WoW is one of those games that captures your imagination and draws you in again and again. Even many of the people who quit WoW don't stop reading or thinking about it. It lasts in the imagination long after you've let it go.
Gaston at Not Addicted has noticed this too. In order to find out why, he compares WoW with some of its predecessors in the MMO genre. Reading through his descriptions of these other games, I wondered what in the world were their designers thinking putting in features that just kept people out instead of drawing them in. Long waiting times between battles? Impossibly long leveling grinds? A mapless terrain with no means of quick travel? It shouldn't take a brilliant game designer to figure out that these would not be popular features.
Blizzard has certainly improved on things a bit. But what really makes for the difference? Gaston says that the reason we keep coming back to WoW is because of "instant gratification." "Most people," he says, "can get a WoW fix in just a couple of hours and usually have some small reward to show for their minimal efforts. Factor in an extremely lax death penalty and you have a slap-happy lollercoaster ride that dishes out free levels like bank lollipops."

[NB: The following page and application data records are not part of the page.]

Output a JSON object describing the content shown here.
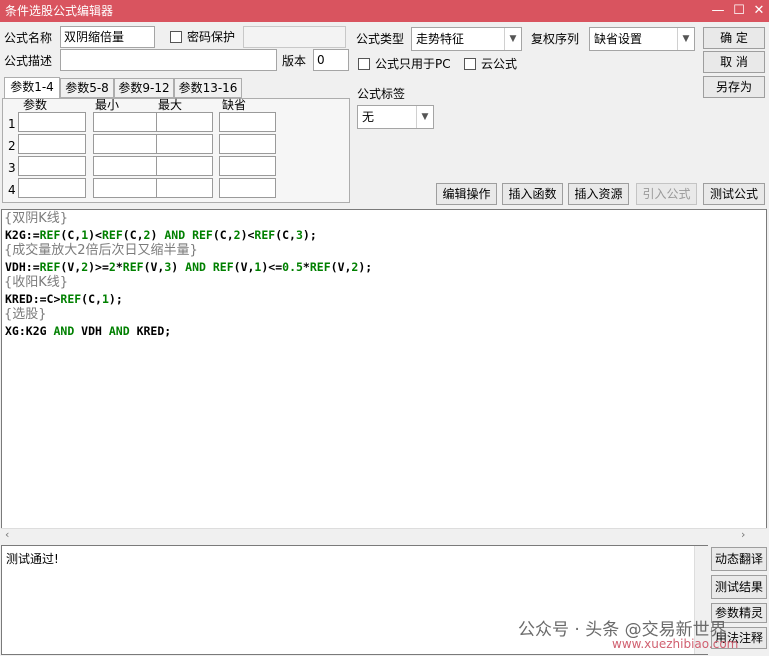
{
  "window": {
    "title": "条件选股公式编辑器",
    "minimize": "—",
    "maximize": "☐",
    "close": "✕"
  },
  "form": {
    "name_label": "公式名称",
    "name_value": "双阴缩倍量",
    "password_label": "密码保护",
    "password_checked": false,
    "desc_label": "公式描述",
    "desc_value": "",
    "version_label": "版本",
    "version_value": "0",
    "type_label": "公式类型",
    "type_value": "走势特征",
    "rights_label": "复权序列",
    "rights_value": "缺省设置",
    "pc_only_label": "公式只用于PC",
    "cloud_label": "云公式",
    "tag_label": "公式标签",
    "tag_value": "无"
  },
  "buttons": {
    "ok": "确 定",
    "cancel": "取 消",
    "save_as": "另存为",
    "edit_op": "编辑操作",
    "insert_func": "插入函数",
    "insert_res": "插入资源",
    "import_formula": "引入公式",
    "test_formula": "测试公式"
  },
  "params": {
    "tabs": [
      "参数1-4",
      "参数5-8",
      "参数9-12",
      "参数13-16"
    ],
    "active_tab": 0,
    "headers": [
      "参数",
      "最小",
      "最大",
      "缺省"
    ],
    "rows": [
      "1",
      "2",
      "3",
      "4"
    ]
  },
  "code": {
    "comment1": "{双阴K线}",
    "line1": "K2G:=REF(C,1)<REF(C,2) AND REF(C,2)<REF(C,3);",
    "comment2": "{成交量放大2倍后次日又缩半量}",
    "line2": "VDH:=REF(V,2)>=2*REF(V,3) AND REF(V,1)<=0.5*REF(V,2);",
    "comment3": "{收阳K线}",
    "line3": "KRED:=C>REF(C,1);",
    "comment4": "{选股}",
    "line4": "XG:K2G AND VDH AND KRED;"
  },
  "result": {
    "text": "测试通过!"
  },
  "side_buttons": [
    "动态翻译",
    "测试结果",
    "参数精灵",
    "用法注释"
  ],
  "watermark": {
    "text1": "公众号 · 头条 @交易新世界",
    "text2": "www.xuezhibiao.com"
  }
}
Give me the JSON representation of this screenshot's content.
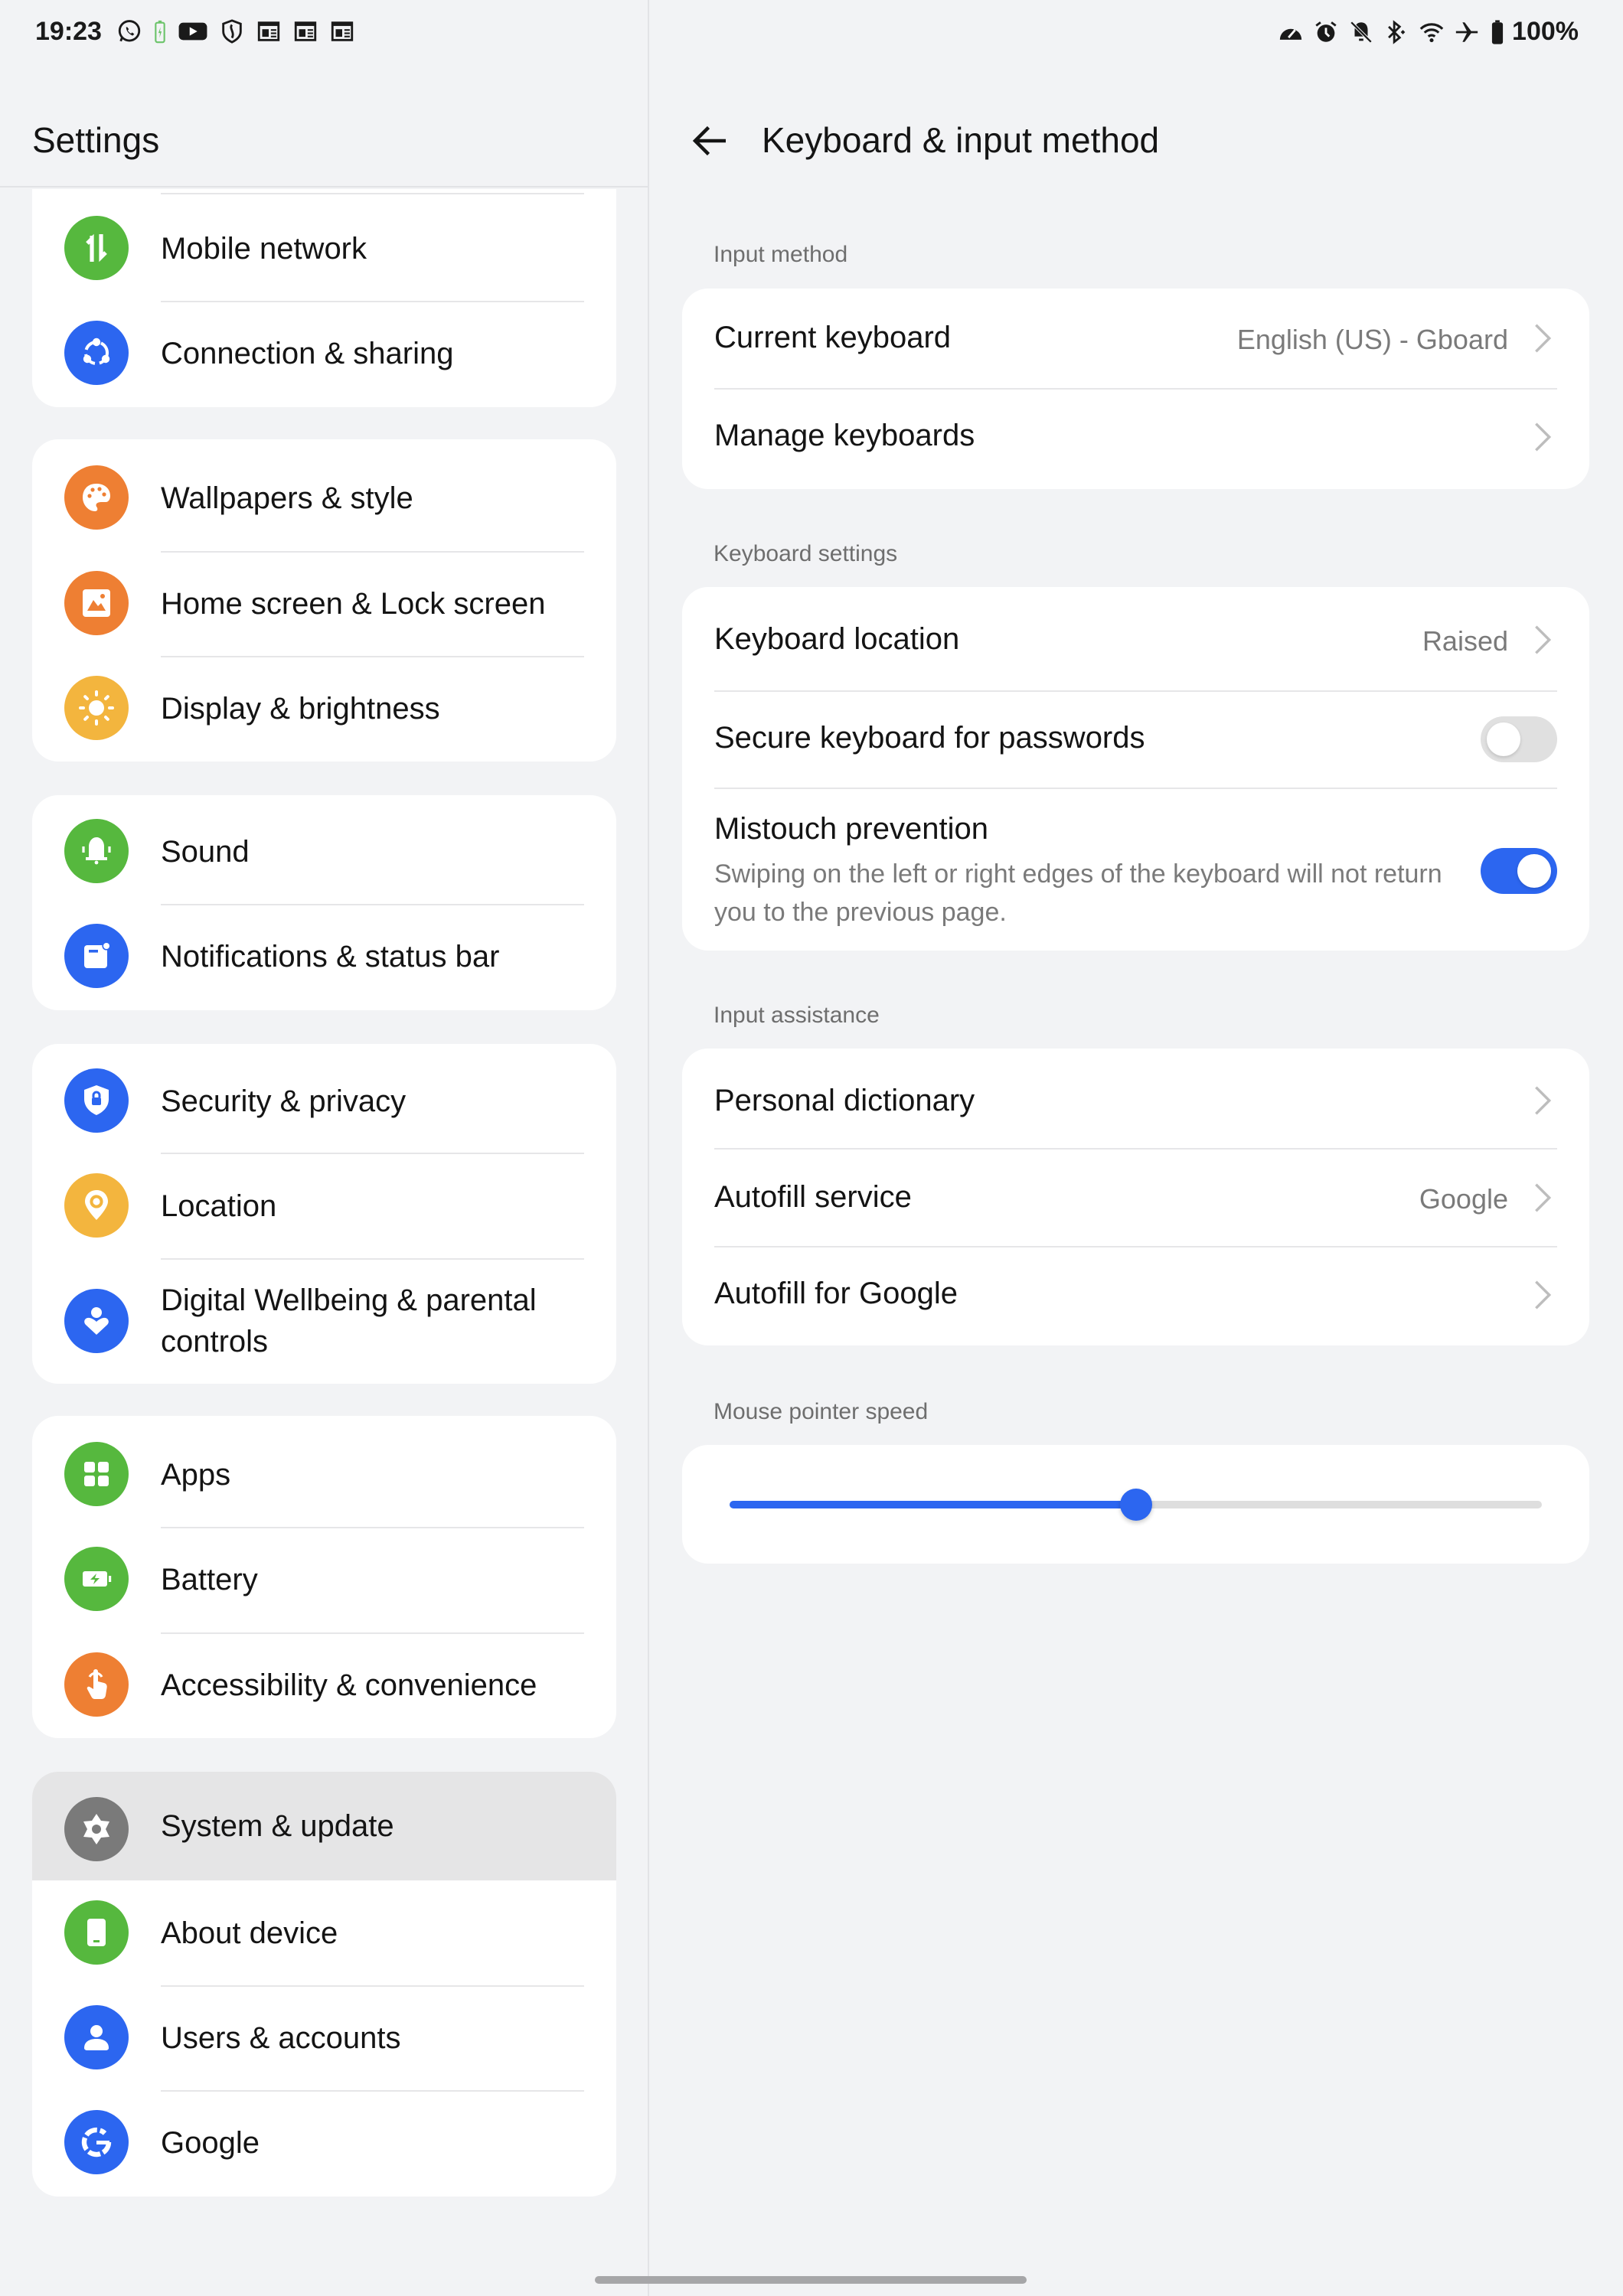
{
  "status_bar": {
    "time": "19:23",
    "left_icons": [
      "whatsapp-icon",
      "battery-saver-icon",
      "youtube-icon",
      "shield-icon",
      "news-icon",
      "news-icon",
      "news-icon"
    ],
    "right_icons": [
      "data-saver-icon",
      "alarm-icon",
      "bell-off-icon",
      "bluetooth-icon",
      "wifi-icon",
      "airplane-icon",
      "battery-icon"
    ],
    "battery_percent": "100%"
  },
  "left_pane": {
    "title": "Settings",
    "groups": [
      {
        "items": [
          {
            "label": "Mobile network",
            "icon": "mobile-data-icon",
            "color": "#56b83e"
          },
          {
            "label": "Connection & sharing",
            "icon": "share-icon",
            "color": "#2c66f0"
          }
        ]
      },
      {
        "items": [
          {
            "label": "Wallpapers & style",
            "icon": "palette-icon",
            "color": "#ee7f33"
          },
          {
            "label": "Home screen & Lock screen",
            "icon": "image-icon",
            "color": "#ee7f33"
          },
          {
            "label": "Display & brightness",
            "icon": "sun-icon",
            "color": "#f3b53e"
          }
        ]
      },
      {
        "items": [
          {
            "label": "Sound",
            "icon": "bell-icon",
            "color": "#56b83e"
          },
          {
            "label": "Notifications & status bar",
            "icon": "notification-icon",
            "color": "#2c66f0"
          }
        ]
      },
      {
        "items": [
          {
            "label": "Security & privacy",
            "icon": "shield-lock-icon",
            "color": "#2c66f0"
          },
          {
            "label": "Location",
            "icon": "location-pin-icon",
            "color": "#f3b53e"
          },
          {
            "label": "Digital Wellbeing & parental controls",
            "icon": "wellbeing-icon",
            "color": "#2c66f0"
          }
        ]
      },
      {
        "items": [
          {
            "label": "Apps",
            "icon": "apps-grid-icon",
            "color": "#56b83e"
          },
          {
            "label": "Battery",
            "icon": "battery-charging-icon",
            "color": "#56b83e"
          },
          {
            "label": "Accessibility & convenience",
            "icon": "touch-hand-icon",
            "color": "#ee7f33"
          }
        ]
      },
      {
        "items": [
          {
            "label": "System & update",
            "icon": "gear-icon",
            "color": "#7a7a7a",
            "selected": true
          },
          {
            "label": "About device",
            "icon": "phone-icon",
            "color": "#56b83e"
          },
          {
            "label": "Users & accounts",
            "icon": "user-icon",
            "color": "#2c66f0"
          },
          {
            "label": "Google",
            "icon": "google-icon",
            "color": "#2c66f0"
          }
        ]
      }
    ]
  },
  "right_pane": {
    "title": "Keyboard & input method",
    "back_icon": "back-arrow-icon",
    "sections": {
      "input_method": {
        "label": "Input method",
        "current_keyboard": {
          "label": "Current keyboard",
          "value": "English (US) - Gboard"
        },
        "manage_keyboards": {
          "label": "Manage keyboards"
        }
      },
      "keyboard_settings": {
        "label": "Keyboard settings",
        "keyboard_location": {
          "label": "Keyboard location",
          "value": "Raised"
        },
        "secure_keyboard": {
          "label": "Secure keyboard for passwords",
          "enabled": false
        },
        "mistouch": {
          "label": "Mistouch prevention",
          "description": "Swiping on the left or right edges of the keyboard will not return you to the previous page.",
          "enabled": true
        }
      },
      "input_assistance": {
        "label": "Input assistance",
        "personal_dictionary": {
          "label": "Personal dictionary"
        },
        "autofill_service": {
          "label": "Autofill service",
          "value": "Google"
        },
        "autofill_google": {
          "label": "Autofill for Google"
        }
      },
      "mouse_pointer_speed": {
        "label": "Mouse pointer speed",
        "value_fraction": 0.5
      }
    }
  },
  "colors": {
    "accent": "#2c66f0",
    "background": "#f2f3f5",
    "card": "#ffffff",
    "secondary_text": "#7a7a7a"
  }
}
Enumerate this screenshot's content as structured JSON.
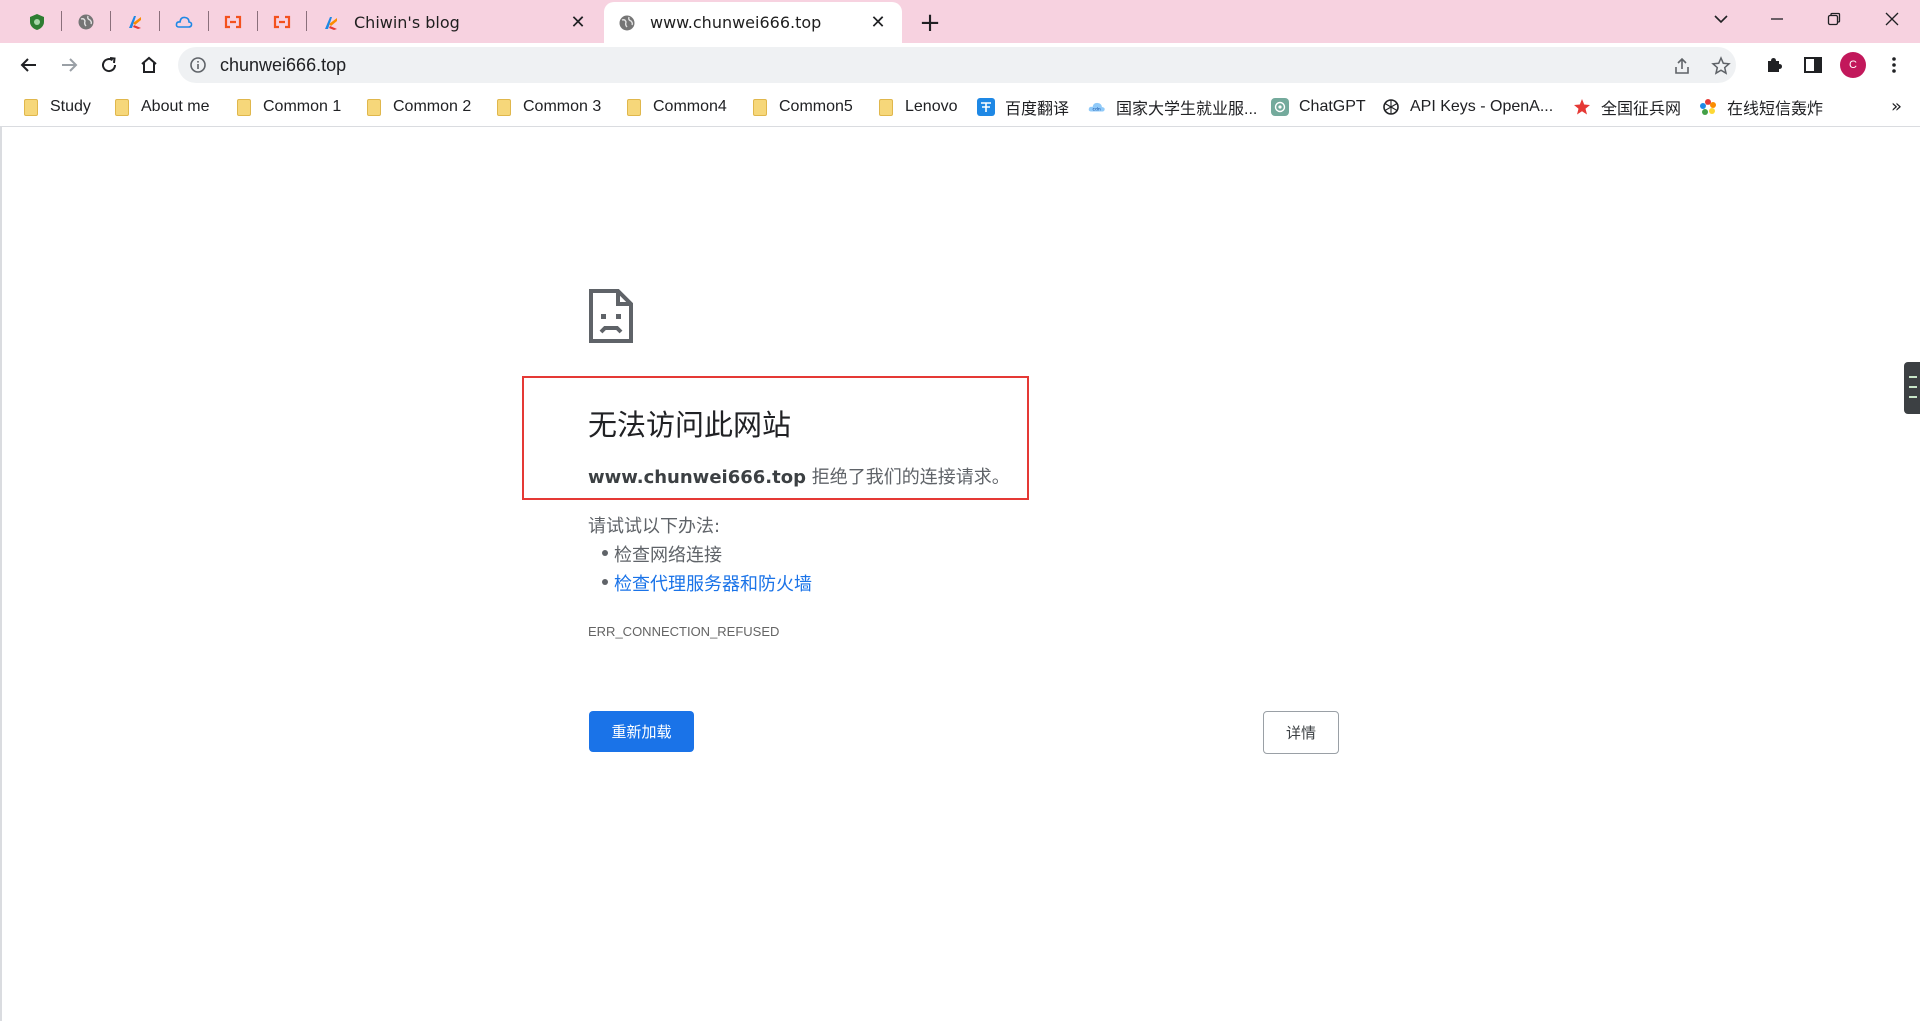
{
  "tabs": {
    "pinned": [
      {
        "icon": "shield-green-icon"
      },
      {
        "icon": "globe-icon"
      },
      {
        "icon": "colorful-logo-icon"
      },
      {
        "icon": "cloud-icon"
      },
      {
        "icon": "orange-bracket-icon"
      },
      {
        "icon": "orange-bracket-icon"
      }
    ],
    "items": [
      {
        "title": "Chiwin's blog",
        "icon": "colorful-logo-icon",
        "active": false
      },
      {
        "title": "www.chunwei666.top",
        "icon": "globe-icon",
        "active": true
      }
    ],
    "new_tab_label": "+"
  },
  "toolbar": {
    "url": "chunwei666.top",
    "avatar_letter": "C",
    "avatar_color": "#c2185b"
  },
  "bookmarks": [
    {
      "label": "Study",
      "icon": "folder-icon"
    },
    {
      "label": "About me",
      "icon": "folder-icon"
    },
    {
      "label": "Common 1",
      "icon": "folder-icon"
    },
    {
      "label": "Common 2",
      "icon": "folder-icon"
    },
    {
      "label": "Common 3",
      "icon": "folder-icon"
    },
    {
      "label": "Common4",
      "icon": "folder-icon"
    },
    {
      "label": "Common5",
      "icon": "folder-icon"
    },
    {
      "label": "Lenovo",
      "icon": "folder-icon"
    },
    {
      "label": "百度翻译",
      "icon": "baidu-translate-icon"
    },
    {
      "label": "国家大学生就业服...",
      "icon": "cloud-service-icon"
    },
    {
      "label": "ChatGPT",
      "icon": "chatgpt-icon"
    },
    {
      "label": "API Keys - OpenA...",
      "icon": "openai-icon"
    },
    {
      "label": "全国征兵网",
      "icon": "red-star-icon"
    },
    {
      "label": "在线短信轰炸",
      "icon": "colorful-wheel-icon"
    }
  ],
  "bookmarks_overflow": "»",
  "error_page": {
    "title": "无法访问此网站",
    "host": "www.chunwei666.top",
    "message": " 拒绝了我们的连接请求。",
    "try_label": "请试试以下办法:",
    "suggestions": [
      "检查网络连接",
      "检查代理服务器和防火墙"
    ],
    "error_code": "ERR_CONNECTION_REFUSED",
    "reload_label": "重新加载",
    "details_label": "详情"
  },
  "colors": {
    "tabstrip_bg": "#f7d2e0",
    "link": "#1a73e8",
    "primary_button": "#1a73e8",
    "annotation_box": "#e53935"
  }
}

Perhaps he's just saying this in comparison to the other games, but I think there's something more in WoW. There's a real sense of story and progress, with dynamic changes and climactic achievements that draw you in and never let you go. For me, WoW is something like a favorite story (like Lord of the Rings) a favorite challenge (like chess) and a favorite coffee house (a space to sit down and spend time with friends) all in one. I certainly don't think of it as a "fix" I can get in just a couple hours.
But who knows? Maybe WoW is just the first game of its sort to come along without glaring design flaws built right in from the beginning?